What is needed
Write the entries below again, precisely as they appear.

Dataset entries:
<<<<

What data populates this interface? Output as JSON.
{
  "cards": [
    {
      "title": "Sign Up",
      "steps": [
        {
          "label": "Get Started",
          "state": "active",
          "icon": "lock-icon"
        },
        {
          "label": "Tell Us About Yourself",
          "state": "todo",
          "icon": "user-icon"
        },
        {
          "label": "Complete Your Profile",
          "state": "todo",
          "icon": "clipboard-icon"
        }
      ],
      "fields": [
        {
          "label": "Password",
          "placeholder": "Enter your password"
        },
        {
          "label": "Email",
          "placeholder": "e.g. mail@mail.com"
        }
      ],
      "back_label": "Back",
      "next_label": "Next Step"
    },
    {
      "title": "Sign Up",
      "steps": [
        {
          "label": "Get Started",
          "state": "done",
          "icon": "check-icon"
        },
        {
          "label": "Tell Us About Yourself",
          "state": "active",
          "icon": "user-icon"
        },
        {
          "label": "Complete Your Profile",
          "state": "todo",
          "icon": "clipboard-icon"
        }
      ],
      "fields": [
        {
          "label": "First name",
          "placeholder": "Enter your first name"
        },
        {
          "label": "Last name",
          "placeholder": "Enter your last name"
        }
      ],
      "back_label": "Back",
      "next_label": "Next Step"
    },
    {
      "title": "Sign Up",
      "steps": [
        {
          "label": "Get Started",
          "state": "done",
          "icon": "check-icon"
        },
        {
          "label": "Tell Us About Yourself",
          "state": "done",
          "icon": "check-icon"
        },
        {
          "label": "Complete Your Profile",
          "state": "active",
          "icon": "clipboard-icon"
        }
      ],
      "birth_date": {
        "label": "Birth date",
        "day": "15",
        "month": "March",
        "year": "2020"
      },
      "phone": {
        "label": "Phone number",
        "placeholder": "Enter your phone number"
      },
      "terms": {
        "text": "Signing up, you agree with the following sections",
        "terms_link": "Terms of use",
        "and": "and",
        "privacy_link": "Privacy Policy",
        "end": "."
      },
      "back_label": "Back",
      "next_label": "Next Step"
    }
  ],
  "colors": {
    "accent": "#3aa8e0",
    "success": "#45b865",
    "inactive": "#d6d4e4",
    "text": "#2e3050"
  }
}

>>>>

Solution for this task
What data populates this interface? Output as JSON.
{
  "cards": [
    {
      "title": "Sign Up",
      "steps": [
        {
          "label": "Get Started",
          "state": "active",
          "icon": "lock-icon"
        },
        {
          "label": "Tell Us About Yourself",
          "state": "todo",
          "icon": "user-icon"
        },
        {
          "label": "Complete Your Profile",
          "state": "todo",
          "icon": "clipboard-icon"
        }
      ],
      "fields": [
        {
          "label": "Password",
          "placeholder": "Enter your password"
        },
        {
          "label": "Email",
          "placeholder": "e.g. mail@mail.com"
        }
      ],
      "back_label": "Back",
      "next_label": "Next Step"
    },
    {
      "title": "Sign Up",
      "steps": [
        {
          "label": "Get Started",
          "state": "done",
          "icon": "check-icon"
        },
        {
          "label": "Tell Us About Yourself",
          "state": "active",
          "icon": "user-icon"
        },
        {
          "label": "Complete Your Profile",
          "state": "todo",
          "icon": "clipboard-icon"
        }
      ],
      "fields": [
        {
          "label": "First name",
          "placeholder": "Enter your first name"
        },
        {
          "label": "Last name",
          "placeholder": "Enter your last name"
        }
      ],
      "back_label": "Back",
      "next_label": "Next Step"
    },
    {
      "title": "Sign Up",
      "steps": [
        {
          "label": "Get Started",
          "state": "done",
          "icon": "check-icon"
        },
        {
          "label": "Tell Us About Yourself",
          "state": "done",
          "icon": "check-icon"
        },
        {
          "label": "Complete Your Profile",
          "state": "active",
          "icon": "clipboard-icon"
        }
      ],
      "birth_date": {
        "label": "Birth date",
        "day": "15",
        "month": "March",
        "year": "2020"
      },
      "phone": {
        "label": "Phone number",
        "placeholder": "Enter your phone number"
      },
      "terms": {
        "text": "Signing up, you agree with the following sections",
        "terms_link": "Terms of use",
        "and": "and",
        "privacy_link": "Privacy Policy",
        "end": "."
      },
      "back_label": "Back",
      "next_label": "Next Step"
    }
  ],
  "colors": {
    "accent": "#3aa8e0",
    "success": "#45b865",
    "inactive": "#d6d4e4",
    "text": "#2e3050"
  }
}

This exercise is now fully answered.